* [Work task]: Verbatim output of the full listing is required.

* [Input data]:

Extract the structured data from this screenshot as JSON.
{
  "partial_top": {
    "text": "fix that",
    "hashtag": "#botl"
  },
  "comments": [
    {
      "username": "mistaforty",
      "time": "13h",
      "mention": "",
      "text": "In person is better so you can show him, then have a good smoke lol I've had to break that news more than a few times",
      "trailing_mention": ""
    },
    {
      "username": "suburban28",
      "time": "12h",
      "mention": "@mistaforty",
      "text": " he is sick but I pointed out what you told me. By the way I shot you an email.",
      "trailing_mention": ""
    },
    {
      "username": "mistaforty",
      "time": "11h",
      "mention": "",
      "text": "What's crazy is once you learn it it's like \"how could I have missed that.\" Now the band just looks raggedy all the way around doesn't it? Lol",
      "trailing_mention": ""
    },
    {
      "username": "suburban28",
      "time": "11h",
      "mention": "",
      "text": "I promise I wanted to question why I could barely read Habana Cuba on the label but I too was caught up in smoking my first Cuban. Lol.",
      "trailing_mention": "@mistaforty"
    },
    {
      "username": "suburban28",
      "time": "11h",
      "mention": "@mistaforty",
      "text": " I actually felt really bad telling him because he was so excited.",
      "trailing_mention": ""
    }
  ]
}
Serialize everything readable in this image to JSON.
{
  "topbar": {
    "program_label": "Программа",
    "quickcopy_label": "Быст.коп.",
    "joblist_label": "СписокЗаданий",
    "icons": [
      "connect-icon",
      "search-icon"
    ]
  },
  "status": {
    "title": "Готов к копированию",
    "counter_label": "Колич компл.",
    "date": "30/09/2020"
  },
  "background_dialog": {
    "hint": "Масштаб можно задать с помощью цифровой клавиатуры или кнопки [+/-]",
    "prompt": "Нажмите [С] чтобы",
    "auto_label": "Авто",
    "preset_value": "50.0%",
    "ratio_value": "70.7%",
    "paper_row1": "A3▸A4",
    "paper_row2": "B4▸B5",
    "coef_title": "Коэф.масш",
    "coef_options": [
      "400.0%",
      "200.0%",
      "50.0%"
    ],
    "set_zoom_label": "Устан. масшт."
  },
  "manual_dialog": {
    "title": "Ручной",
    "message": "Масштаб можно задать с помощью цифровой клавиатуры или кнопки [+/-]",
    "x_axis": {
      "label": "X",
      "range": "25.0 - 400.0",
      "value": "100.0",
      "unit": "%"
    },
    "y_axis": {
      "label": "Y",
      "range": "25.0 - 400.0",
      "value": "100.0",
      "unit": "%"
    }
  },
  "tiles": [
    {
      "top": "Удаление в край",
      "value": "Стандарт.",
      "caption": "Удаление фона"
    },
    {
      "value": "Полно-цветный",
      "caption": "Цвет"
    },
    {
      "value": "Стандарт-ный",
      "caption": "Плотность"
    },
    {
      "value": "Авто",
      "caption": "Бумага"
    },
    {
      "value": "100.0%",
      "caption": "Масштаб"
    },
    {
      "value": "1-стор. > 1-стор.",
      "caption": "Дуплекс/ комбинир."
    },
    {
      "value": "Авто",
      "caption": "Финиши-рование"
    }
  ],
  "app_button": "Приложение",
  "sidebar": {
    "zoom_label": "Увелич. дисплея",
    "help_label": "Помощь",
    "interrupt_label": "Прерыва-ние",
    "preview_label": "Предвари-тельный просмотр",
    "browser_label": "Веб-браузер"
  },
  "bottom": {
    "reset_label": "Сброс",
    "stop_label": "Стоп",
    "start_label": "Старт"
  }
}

* [Final answer]:
Extract the structured data from this screenshot as JSON.
{
  "partial_top": {
    "text": "fix that",
    "hashtag": "#botl"
  },
  "comments": [
    {
      "username": "mistaforty",
      "time": "13h",
      "mention": "",
      "text": "In person is better so you can show him, then have a good smoke lol I've had to break that news more than a few times",
      "trailing_mention": ""
    },
    {
      "username": "suburban28",
      "time": "12h",
      "mention": "@mistaforty",
      "text": " he is sick but I pointed out what you told me. By the way I shot you an email.",
      "trailing_mention": ""
    },
    {
      "username": "mistaforty",
      "time": "11h",
      "mention": "",
      "text": "What's crazy is once you learn it it's like \"how could I have missed that.\" Now the band just looks raggedy all the way around doesn't it? Lol",
      "trailing_mention": ""
    },
    {
      "username": "suburban28",
      "time": "11h",
      "mention": "",
      "text": "I promise I wanted to question why I could barely read Habana Cuba on the label but I too was caught up in smoking my first Cuban. Lol.",
      "trailing_mention": "@mistaforty"
    },
    {
      "username": "suburban28",
      "time": "11h",
      "mention": "@mistaforty",
      "text": " I actually felt really bad telling him because he was so excited.",
      "trailing_mention": ""
    }
  ]
}
Serialize everything readable in this image to JSON.
{
  "topbar": {
    "program_label": "Программа",
    "quickcopy_label": "Быст.коп.",
    "joblist_label": "СписокЗаданий",
    "icons": [
      "connect-icon",
      "search-icon"
    ]
  },
  "status": {
    "title": "Готов к копированию",
    "counter_label": "Колич компл.",
    "date": "30/09/2020"
  },
  "background_dialog": {
    "hint": "Масштаб можно задать с помощью цифровой клавиатуры или кнопки [+/-]",
    "prompt": "Нажмите [С] чтобы",
    "auto_label": "Авто",
    "preset_value": "50.0%",
    "ratio_value": "70.7%",
    "paper_row1": "A3▸A4",
    "paper_row2": "B4▸B5",
    "coef_title": "Коэф.масш",
    "coef_options": [
      "400.0%",
      "200.0%",
      "50.0%"
    ],
    "set_zoom_label": "Устан. масшт."
  },
  "manual_dialog": {
    "title": "Ручной",
    "message": "Масштаб можно задать с помощью цифровой клавиатуры или кнопки [+/-]",
    "x_axis": {
      "label": "X",
      "range": "25.0 - 400.0",
      "value": "100.0",
      "unit": "%"
    },
    "y_axis": {
      "label": "Y",
      "range": "25.0 - 400.0",
      "value": "100.0",
      "unit": "%"
    }
  },
  "tiles": [
    {
      "top": "Удаление в край",
      "value": "Стандарт.",
      "caption": "Удаление фона"
    },
    {
      "value": "Полно-цветный",
      "caption": "Цвет"
    },
    {
      "value": "Стандарт-ный",
      "caption": "Плотность"
    },
    {
      "value": "Авто",
      "caption": "Бумага"
    },
    {
      "value": "100.0%",
      "caption": "Масштаб"
    },
    {
      "value": "1-стор. > 1-стор.",
      "caption": "Дуплекс/ комбинир."
    },
    {
      "value": "Авто",
      "caption": "Финиши-рование"
    }
  ],
  "app_button": "Приложение",
  "sidebar": {
    "zoom_label": "Увелич. дисплея",
    "help_label": "Помощь",
    "interrupt_label": "Прерыва-ние",
    "preview_label": "Предвари-тельный просмотр",
    "browser_label": "Веб-браузер"
  },
  "bottom": {
    "reset_label": "Сброс",
    "stop_label": "Стоп",
    "start_label": "Старт"
  }
}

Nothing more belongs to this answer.